Today on The Social Diplomat, we draw from the research of Monique Costner and Tanu Kohli, which examines the role that “poverty porn” has played in the recent media campaigns of several well-known INGOs. As Costner and Kohli argue:
“Although INGO media campaigns may have come a long way from the extreme shock-based approaches of the Live Aid era, problematic elements persist.”
These elements come in the form of over-simplified portrayals of both development work and poverty, specifically in the Global South. Fortunately, Costner and Kohli conclude their analysis with some helpful suggestions for visually portraying poverty and development work in a way that challenges stereotypes while also helping the public understand its importance as a global issue. That’s big!

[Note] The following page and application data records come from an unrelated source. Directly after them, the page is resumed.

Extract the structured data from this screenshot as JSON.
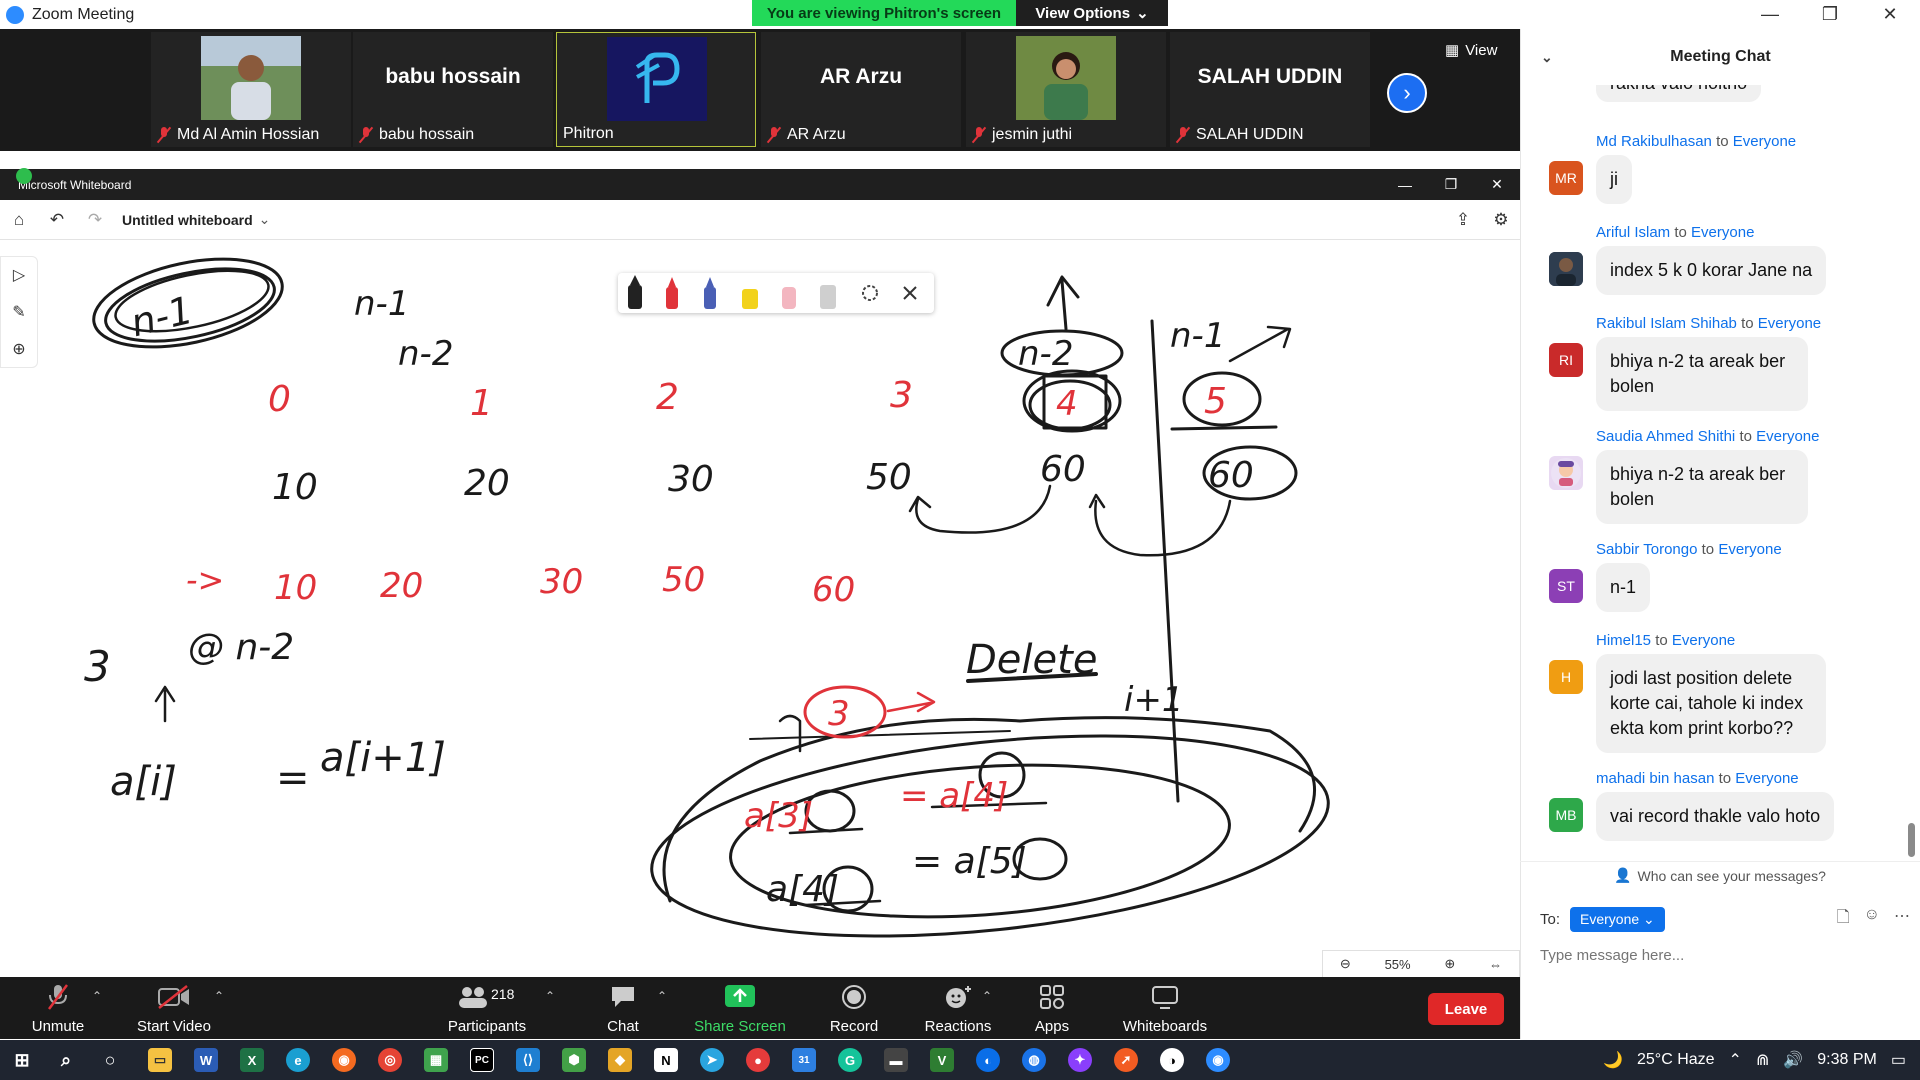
{
  "window": {
    "title": "Zoom Meeting"
  },
  "banner": {
    "viewing": "You are viewing Phitron's screen",
    "options": "View Options"
  },
  "participants_strip": {
    "tiles": [
      {
        "name": "Md Al Amin Hossian",
        "big": ""
      },
      {
        "name": "babu hossain",
        "big": "babu hossain"
      },
      {
        "name": "Phitron",
        "big": ""
      },
      {
        "name": "AR Arzu",
        "big": "AR Arzu"
      },
      {
        "name": "jesmin juthi",
        "big": ""
      },
      {
        "name": "SALAH UDDIN",
        "big": "SALAH UDDIN"
      }
    ],
    "view_label": "View"
  },
  "whiteboard": {
    "app_title": "Microsoft Whiteboard",
    "board_name": "Untitled whiteboard",
    "zoom": "55%",
    "pen_colors": [
      "#222222",
      "#e0333a",
      "#4a5fb5",
      "#f2d21b",
      "#f3b6c0"
    ],
    "drawings": {
      "black_text": [
        "n-1",
        "n-2",
        "10",
        "20",
        "30",
        "50",
        "60",
        "n-2",
        "n-1",
        "5",
        "60",
        "3",
        "@ n-2",
        "a[i]",
        "=",
        "a[i+1]",
        "Delete",
        "i+1",
        "a[4]",
        "= a[5]"
      ],
      "red_text": [
        "0",
        "1",
        "2",
        "3",
        "4",
        "->",
        "10",
        "20",
        "30",
        "50",
        "60",
        "3",
        "->",
        "a[3]",
        "= a[4]"
      ]
    }
  },
  "controls": {
    "unmute": "Unmute",
    "start_video": "Start Video",
    "participants": "Participants",
    "participants_count": "218",
    "chat": "Chat",
    "share_screen": "Share Screen",
    "record": "Record",
    "reactions": "Reactions",
    "apps": "Apps",
    "whiteboards": "Whiteboards",
    "leave": "Leave"
  },
  "chat": {
    "header": "Meeting Chat",
    "partial_top": "rakha valo hoitho",
    "to_word": "to",
    "messages": [
      {
        "sender": "Md Rakibulhasan",
        "to": "Everyone",
        "initials": "MR",
        "color": "#d9541e",
        "text": "ji"
      },
      {
        "sender": "Ariful Islam",
        "to": "Everyone",
        "initials": "",
        "color": "#3a4a5a",
        "text": "index 5 k 0 korar Jane na"
      },
      {
        "sender": "Rakibul Islam Shihab",
        "to": "Everyone",
        "initials": "RI",
        "color": "#c92a2a",
        "text": "bhiya n-2 ta areak ber bolen"
      },
      {
        "sender": "Saudia Ahmed Shithi",
        "to": "Everyone",
        "initials": "",
        "color": "#e8d9f2",
        "text": "bhiya n-2 ta areak ber bolen"
      },
      {
        "sender": "Sabbir Torongo",
        "to": "Everyone",
        "initials": "ST",
        "color": "#8c3fb5",
        "text": "n-1"
      },
      {
        "sender": "Himel15",
        "to": "Everyone",
        "initials": "H",
        "color": "#f09d12",
        "text": "jodi last position delete korte cai, tahole ki index ekta kom print korbo??"
      },
      {
        "sender": "mahadi bin hasan",
        "to": "Everyone",
        "initials": "MB",
        "color": "#2ea84a",
        "text": "vai record thakle valo hoto"
      }
    ],
    "who_can_see": "Who can see your messages?",
    "to_label": "To:",
    "recipient": "Everyone",
    "input_placeholder": "Type message here..."
  },
  "taskbar": {
    "weather": "25°C Haze",
    "time": "9:38 PM"
  }
}
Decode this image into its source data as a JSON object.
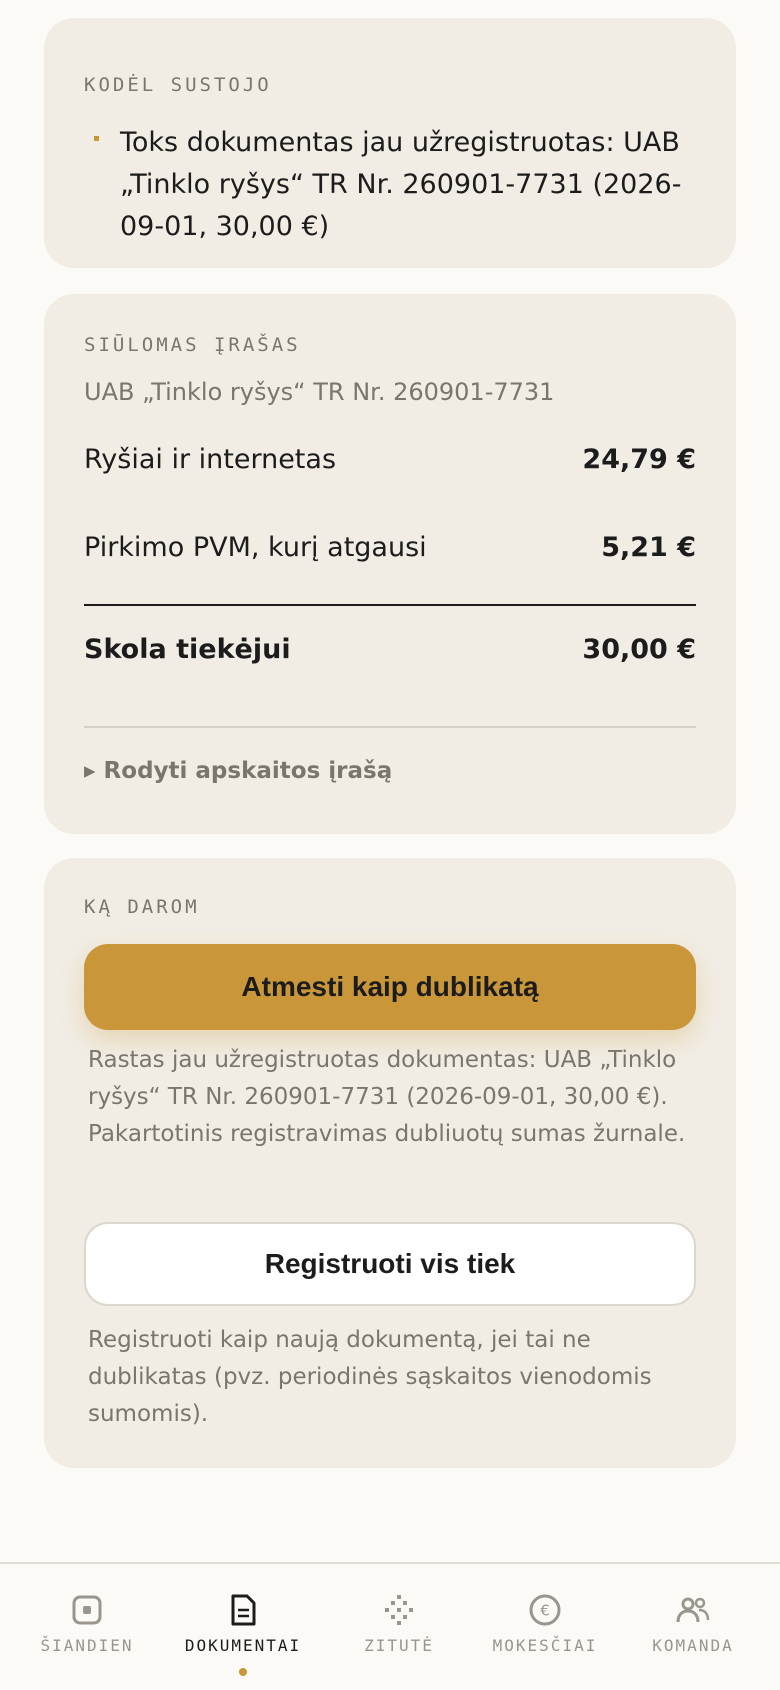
{
  "duplicate_card": {
    "heading": "KODĖL SUSTOJO",
    "reason": "Toks dokumentas jau užregistruotas: UAB „Tinklo ryšys“ TR Nr. 260901-7731 (2026-09-01, 30,00 €)"
  },
  "proposed_card": {
    "heading": "SIŪLOMAS ĮRAŠAS",
    "supplier": "UAB „Tinklo ryšys“ TR Nr. 260901-7731",
    "lines": [
      {
        "label": "Ryšiai ir internetas",
        "amount": "24,79 €"
      },
      {
        "label": "Pirkimo PVM, kurį atgausi",
        "amount": "5,21 €"
      }
    ],
    "total": {
      "label": "Skola tiekėjui",
      "amount": "30,00 €"
    },
    "toggle": "▸ Rodyti apskaitos įrašą"
  },
  "action_card": {
    "heading": "KĄ DAROM",
    "primary_label": "Atmesti kaip dublikatą",
    "primary_desc": "Rastas jau užregistruotas dokumentas: UAB „Tinklo ryšys“ TR Nr. 260901-7731 (2026-09-01, 30,00 €). Pakartotinis registravimas dubliuotų sumas žurnale.",
    "secondary_label": "Registruoti vis tiek",
    "secondary_desc": "Registruoti kaip naują dokumentą, jei tai ne dublikatas (pvz. periodinės sąskaitos vienodomis sumomis)."
  },
  "tabbar": {
    "active": "dokumentai",
    "tabs": [
      {
        "label": "ŠIANDIEN",
        "icon": "today-icon"
      },
      {
        "label": "DOKUMENTAI",
        "icon": "document-icon"
      },
      {
        "label": "ZITUTĖ",
        "icon": "sparkle-icon"
      },
      {
        "label": "MOKESČIAI",
        "icon": "euro-icon"
      },
      {
        "label": "KOMANDA",
        "icon": "team-icon"
      }
    ]
  },
  "colors": {
    "accent": "#c9963a",
    "card": "#f1ede4",
    "background": "#fbfaf7",
    "muted": "#7a756d"
  }
}
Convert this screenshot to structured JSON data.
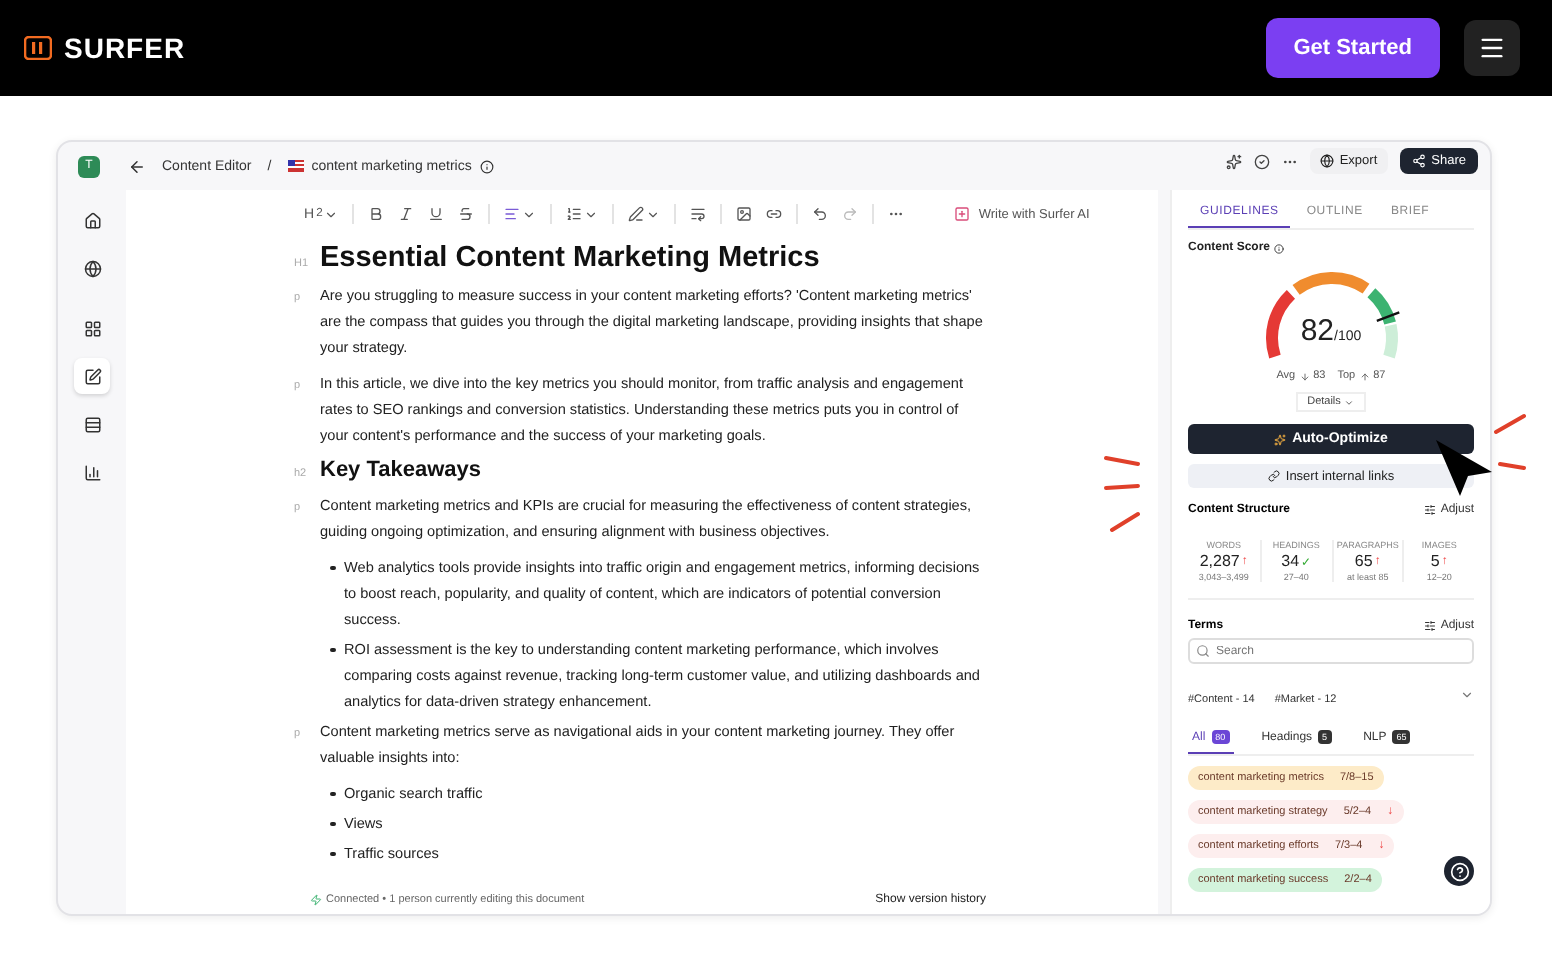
{
  "site": {
    "logo": "SURFER",
    "cta": "Get Started"
  },
  "app": {
    "workspace_initial": "T",
    "breadcrumb": {
      "section": "Content Editor",
      "separator": "/",
      "document": "content marketing metrics"
    },
    "sidebar": [
      {
        "selected": false
      },
      {
        "selected": false
      },
      {
        "selected": false
      },
      {
        "selected": true
      },
      {
        "selected": false
      },
      {
        "selected": false
      }
    ],
    "toolbar": {
      "heading": "H",
      "heading_sub": "2",
      "ai_button": "Write with Surfer AI"
    },
    "blocks": [
      {
        "kind": "h1",
        "marker": "H1",
        "text": "Essential Content Marketing Metrics"
      },
      {
        "kind": "p",
        "marker": "p",
        "text": "Are you struggling to measure success in your content marketing efforts? 'Content marketing metrics' are the compass that guides you through the digital marketing landscape, providing insights that shape your strategy."
      },
      {
        "kind": "p",
        "marker": "p",
        "text": "In this article, we dive into the key metrics you should monitor, from traffic analysis and engagement rates to SEO rankings and conversion statistics. Understanding these metrics puts you in control of your content's performance and the success of your marketing goals."
      },
      {
        "kind": "h2",
        "marker": "h2",
        "text": "Key Takeaways"
      },
      {
        "kind": "p",
        "marker": "p",
        "text": "Content marketing metrics and KPIs are crucial for measuring the effectiveness of content strategies, guiding ongoing optimization, and ensuring alignment with business objectives."
      },
      {
        "kind": "bullet",
        "text": "Web analytics tools provide insights into traffic origin and engagement metrics, informing decisions to boost reach, popularity, and quality of content, which are indicators of potential conversion success."
      },
      {
        "kind": "bullet",
        "text": "ROI assessment is the key to understanding content marketing performance, which involves comparing costs against revenue, tracking long-term customer value, and utilizing dashboards and analytics for data-driven strategy enhancement."
      },
      {
        "kind": "p",
        "marker": "p",
        "text": "Content marketing metrics serve as navigational aids in your content marketing journey. They offer valuable insights into:"
      },
      {
        "kind": "bullet",
        "text": "Organic search traffic"
      },
      {
        "kind": "bullet",
        "text": "Views"
      },
      {
        "kind": "bullet",
        "text": "Traffic sources"
      }
    ],
    "status": {
      "connected": "Connected",
      "separator": "•",
      "editing": "1 person currently editing this document",
      "history": "Show version history"
    },
    "actions": {
      "export": "Export",
      "share": "Share"
    },
    "panel": {
      "tabs": [
        {
          "label": "GUIDELINES",
          "selected": true
        },
        {
          "label": "OUTLINE",
          "selected": false
        },
        {
          "label": "BRIEF",
          "selected": false
        }
      ],
      "score_label": "Content Score",
      "score": "82",
      "score_max": "/100",
      "avg": "Avg",
      "avg_value": "83",
      "top": "Top",
      "top_value": "87",
      "details": "Details",
      "optimize": "Auto-Optimize",
      "internal_links": "Insert internal links",
      "structure_title": "Content Structure",
      "adjust": "Adjust",
      "stats": [
        {
          "label": "WORDS",
          "value": "2,287",
          "mark": "↑",
          "range": "3,043–3,499"
        },
        {
          "label": "HEADINGS",
          "value": "34",
          "mark": "✓",
          "range": "27–40"
        },
        {
          "label": "PARAGRAPHS",
          "value": "65",
          "mark": "↑",
          "range": "at least 85"
        },
        {
          "label": "IMAGES",
          "value": "5",
          "mark": "↑",
          "range": "12–20"
        }
      ],
      "terms_title": "Terms",
      "terms_adjust": "Adjust",
      "search_placeholder": "Search",
      "hashtags": [
        "#Content - 14",
        "#Market - 12"
      ],
      "filters": [
        {
          "label": "All",
          "count": "80",
          "selected": true
        },
        {
          "label": "Headings",
          "count": "5",
          "selected": false
        },
        {
          "label": "NLP",
          "count": "65",
          "selected": false
        }
      ],
      "terms": [
        {
          "text": "content marketing metrics",
          "count": "7/8–15",
          "color": "#fdebc8"
        },
        {
          "text": "content marketing strategy",
          "count": "5/2–4",
          "color": "#fdeeee",
          "mark": "↓"
        },
        {
          "text": "content marketing efforts",
          "count": "7/3–4",
          "color": "#fdeeee",
          "mark": "↓"
        },
        {
          "text": "content marketing success",
          "count": "2/2–4",
          "color": "#d3f3dc"
        }
      ]
    }
  }
}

What’s bigger is that one of these suggestions is easily actionable today for anyone communicating with the public on social media:
Use images with active portrayals of people in development areas.
As Costner and Kohli note, media campaigns often opt for passive portrayals of people from the Global South in order to elicit the viewer’s help. The classic example is children staring solemnly at the camera, “but generally not engaging in any action.” Proponents argue that this style of portrayal is necessary for achieving viewer engagement. But:
Statistics show that images with active portrayals of people in development areas are just as effective in achieving viewer engagement as their passive counterparts. Moreover, they give viewers a realistic picture of development work as it occurs on the ground: one that is complex and collaborative.
Examples of active images may include:
- aid workers who are: local to the areas they work in, speaking various languages, and of different ethnic and religious backgrounds.
- children in active roles such as: attending school, playing, engaging others, or receiving packages.
I am pleased to report that many of you on the unsocial500 leaderboard choose these active images when talking about poverty. Your success in gaining followers is proof that the public is receptive to stories that challenge over-simplified narratives.
Keep up the good work and I’ll see you on Twitter!
Costner, M., & Kohli, T. (2018). “Poverty Porn”: The Narratives of INGO Media Campaigns. Retrieved from http://purl.flvc.org/fsu/fd/FSU_libsubv1_scholarship_submission_1525459546_a796c8ef
The Social Diplomat is a series of posts that will show how recent research on various topics in media and development can help you, our social media users at the UN, achieve the common goal of connecting the public to your work.